_Work request_
Your answer must be an exact copy of all the entries.

_Record excerpts_
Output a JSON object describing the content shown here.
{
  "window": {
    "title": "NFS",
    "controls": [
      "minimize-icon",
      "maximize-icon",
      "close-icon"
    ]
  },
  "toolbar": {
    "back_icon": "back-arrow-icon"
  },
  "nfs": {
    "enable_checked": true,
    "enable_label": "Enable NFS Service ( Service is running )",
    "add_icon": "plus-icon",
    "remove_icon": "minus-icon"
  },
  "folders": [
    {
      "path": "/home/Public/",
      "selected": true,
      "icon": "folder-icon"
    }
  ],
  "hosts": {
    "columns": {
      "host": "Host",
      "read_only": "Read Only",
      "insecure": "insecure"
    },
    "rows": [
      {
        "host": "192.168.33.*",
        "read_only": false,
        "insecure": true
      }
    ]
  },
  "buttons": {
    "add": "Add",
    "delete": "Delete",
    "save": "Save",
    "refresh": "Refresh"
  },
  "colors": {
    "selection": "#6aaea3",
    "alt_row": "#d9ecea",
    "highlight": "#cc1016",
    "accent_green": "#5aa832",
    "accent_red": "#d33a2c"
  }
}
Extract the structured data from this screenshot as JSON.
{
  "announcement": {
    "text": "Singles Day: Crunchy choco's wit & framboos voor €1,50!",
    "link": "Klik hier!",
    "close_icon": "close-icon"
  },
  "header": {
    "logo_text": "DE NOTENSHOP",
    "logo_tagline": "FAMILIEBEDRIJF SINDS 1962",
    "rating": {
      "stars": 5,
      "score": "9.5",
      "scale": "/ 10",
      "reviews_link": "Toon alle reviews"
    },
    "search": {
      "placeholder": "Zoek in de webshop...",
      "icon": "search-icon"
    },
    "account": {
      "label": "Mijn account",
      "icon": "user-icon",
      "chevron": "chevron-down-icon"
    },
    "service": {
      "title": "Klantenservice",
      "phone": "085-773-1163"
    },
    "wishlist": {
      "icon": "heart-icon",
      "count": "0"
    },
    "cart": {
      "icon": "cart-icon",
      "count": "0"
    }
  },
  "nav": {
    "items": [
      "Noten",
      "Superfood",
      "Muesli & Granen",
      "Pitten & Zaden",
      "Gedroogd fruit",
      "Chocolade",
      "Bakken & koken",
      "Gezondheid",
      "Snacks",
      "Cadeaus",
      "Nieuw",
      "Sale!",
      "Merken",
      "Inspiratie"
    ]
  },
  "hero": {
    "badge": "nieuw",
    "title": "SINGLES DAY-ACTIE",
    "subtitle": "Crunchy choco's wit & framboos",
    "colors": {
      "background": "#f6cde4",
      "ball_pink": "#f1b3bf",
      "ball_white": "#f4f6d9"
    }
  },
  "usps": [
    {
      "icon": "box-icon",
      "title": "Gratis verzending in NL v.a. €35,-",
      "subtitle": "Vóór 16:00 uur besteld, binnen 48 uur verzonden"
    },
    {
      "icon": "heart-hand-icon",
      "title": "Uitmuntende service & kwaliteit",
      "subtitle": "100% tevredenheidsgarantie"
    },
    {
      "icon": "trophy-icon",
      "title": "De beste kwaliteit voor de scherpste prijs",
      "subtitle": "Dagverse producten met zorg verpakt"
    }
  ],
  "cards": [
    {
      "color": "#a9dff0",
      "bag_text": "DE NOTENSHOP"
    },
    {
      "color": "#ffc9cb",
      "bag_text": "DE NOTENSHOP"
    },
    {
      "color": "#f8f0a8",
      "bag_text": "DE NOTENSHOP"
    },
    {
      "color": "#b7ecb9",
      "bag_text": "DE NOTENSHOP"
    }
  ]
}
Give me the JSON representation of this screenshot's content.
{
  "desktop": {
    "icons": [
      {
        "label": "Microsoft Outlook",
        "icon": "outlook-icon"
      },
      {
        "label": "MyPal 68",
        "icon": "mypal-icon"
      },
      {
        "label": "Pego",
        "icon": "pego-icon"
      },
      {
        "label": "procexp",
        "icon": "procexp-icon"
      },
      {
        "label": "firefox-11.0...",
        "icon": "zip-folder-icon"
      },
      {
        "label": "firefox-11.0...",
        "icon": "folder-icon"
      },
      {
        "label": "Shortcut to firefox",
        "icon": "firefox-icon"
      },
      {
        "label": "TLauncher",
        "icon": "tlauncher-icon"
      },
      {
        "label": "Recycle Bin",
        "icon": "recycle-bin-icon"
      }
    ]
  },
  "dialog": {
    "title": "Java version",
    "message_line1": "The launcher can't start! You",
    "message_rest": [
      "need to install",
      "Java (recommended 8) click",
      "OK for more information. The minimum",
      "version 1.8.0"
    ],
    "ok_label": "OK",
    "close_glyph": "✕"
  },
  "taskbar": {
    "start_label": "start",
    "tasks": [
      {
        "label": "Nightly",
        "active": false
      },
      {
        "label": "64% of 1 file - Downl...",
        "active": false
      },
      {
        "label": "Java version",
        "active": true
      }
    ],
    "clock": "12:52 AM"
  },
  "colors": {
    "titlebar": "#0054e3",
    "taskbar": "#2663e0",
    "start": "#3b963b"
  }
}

_Expected answer_
Output a JSON object describing the content shown here.
{
  "window": {
    "title": "NFS",
    "controls": [
      "minimize-icon",
      "maximize-icon",
      "close-icon"
    ]
  },
  "toolbar": {
    "back_icon": "back-arrow-icon"
  },
  "nfs": {
    "enable_checked": true,
    "enable_label": "Enable NFS Service ( Service is running )",
    "add_icon": "plus-icon",
    "remove_icon": "minus-icon"
  },
  "folders": [
    {
      "path": "/home/Public/",
      "selected": true,
      "icon": "folder-icon"
    }
  ],
  "hosts": {
    "columns": {
      "host": "Host",
      "read_only": "Read Only",
      "insecure": "insecure"
    },
    "rows": [
      {
        "host": "192.168.33.*",
        "read_only": false,
        "insecure": true
      }
    ]
  },
  "buttons": {
    "add": "Add",
    "delete": "Delete",
    "save": "Save",
    "refresh": "Refresh"
  },
  "colors": {
    "selection": "#6aaea3",
    "alt_row": "#d9ecea",
    "highlight": "#cc1016",
    "accent_green": "#5aa832",
    "accent_red": "#d33a2c"
  }
}
Extract the structured data from this screenshot as JSON.
{
  "announcement": {
    "text": "Singles Day: Crunchy choco's wit & framboos voor €1,50!",
    "link": "Klik hier!",
    "close_icon": "close-icon"
  },
  "header": {
    "logo_text": "DE NOTENSHOP",
    "logo_tagline": "FAMILIEBEDRIJF SINDS 1962",
    "rating": {
      "stars": 5,
      "score": "9.5",
      "scale": "/ 10",
      "reviews_link": "Toon alle reviews"
    },
    "search": {
      "placeholder": "Zoek in de webshop...",
      "icon": "search-icon"
    },
    "account": {
      "label": "Mijn account",
      "icon": "user-icon",
      "chevron": "chevron-down-icon"
    },
    "service": {
      "title": "Klantenservice",
      "phone": "085-773-1163"
    },
    "wishlist": {
      "icon": "heart-icon",
      "count": "0"
    },
    "cart": {
      "icon": "cart-icon",
      "count": "0"
    }
  },
  "nav": {
    "items": [
      "Noten",
      "Superfood",
      "Muesli & Granen",
      "Pitten & Zaden",
      "Gedroogd fruit",
      "Chocolade",
      "Bakken & koken",
      "Gezondheid",
      "Snacks",
      "Cadeaus",
      "Nieuw",
      "Sale!",
      "Merken",
      "Inspiratie"
    ]
  },
  "hero": {
    "badge": "nieuw",
    "title": "SINGLES DAY-ACTIE",
    "subtitle": "Crunchy choco's wit & framboos",
    "colors": {
      "background": "#f6cde4",
      "ball_pink": "#f1b3bf",
      "ball_white": "#f4f6d9"
    }
  },
  "usps": [
    {
      "icon": "box-icon",
      "title": "Gratis verzending in NL v.a. €35,-",
      "subtitle": "Vóór 16:00 uur besteld, binnen 48 uur verzonden"
    },
    {
      "icon": "heart-hand-icon",
      "title": "Uitmuntende service & kwaliteit",
      "subtitle": "100% tevredenheidsgarantie"
    },
    {
      "icon": "trophy-icon",
      "title": "De beste kwaliteit voor de scherpste prijs",
      "subtitle": "Dagverse producten met zorg verpakt"
    }
  ],
  "cards": [
    {
      "color": "#a9dff0",
      "bag_text": "DE NOTENSHOP"
    },
    {
      "color": "#ffc9cb",
      "bag_text": "DE NOTENSHOP"
    },
    {
      "color": "#f8f0a8",
      "bag_text": "DE NOTENSHOP"
    },
    {
      "color": "#b7ecb9",
      "bag_text": "DE NOTENSHOP"
    }
  ]
}
Give me the JSON representation of this screenshot's content.
{
  "desktop": {
    "icons": [
      {
        "label": "Microsoft Outlook",
        "icon": "outlook-icon"
      },
      {
        "label": "MyPal 68",
        "icon": "mypal-icon"
      },
      {
        "label": "Pego",
        "icon": "pego-icon"
      },
      {
        "label": "procexp",
        "icon": "procexp-icon"
      },
      {
        "label": "firefox-11.0...",
        "icon": "zip-folder-icon"
      },
      {
        "label": "firefox-11.0...",
        "icon": "folder-icon"
      },
      {
        "label": "Shortcut to firefox",
        "icon": "firefox-icon"
      },
      {
        "label": "TLauncher",
        "icon": "tlauncher-icon"
      },
      {
        "label": "Recycle Bin",
        "icon": "recycle-bin-icon"
      }
    ]
  },
  "dialog": {
    "title": "Java version",
    "message_line1": "The launcher can't start! You",
    "message_rest": [
      "need to install",
      "Java (recommended 8) click",
      "OK for more information. The minimum",
      "version 1.8.0"
    ],
    "ok_label": "OK",
    "close_glyph": "✕"
  },
  "taskbar": {
    "start_label": "start",
    "tasks": [
      {
        "label": "Nightly",
        "active": false
      },
      {
        "label": "64% of 1 file - Downl...",
        "active": false
      },
      {
        "label": "Java version",
        "active": true
      }
    ],
    "clock": "12:52 AM"
  },
  "colors": {
    "titlebar": "#0054e3",
    "taskbar": "#2663e0",
    "start": "#3b963b"
  }
}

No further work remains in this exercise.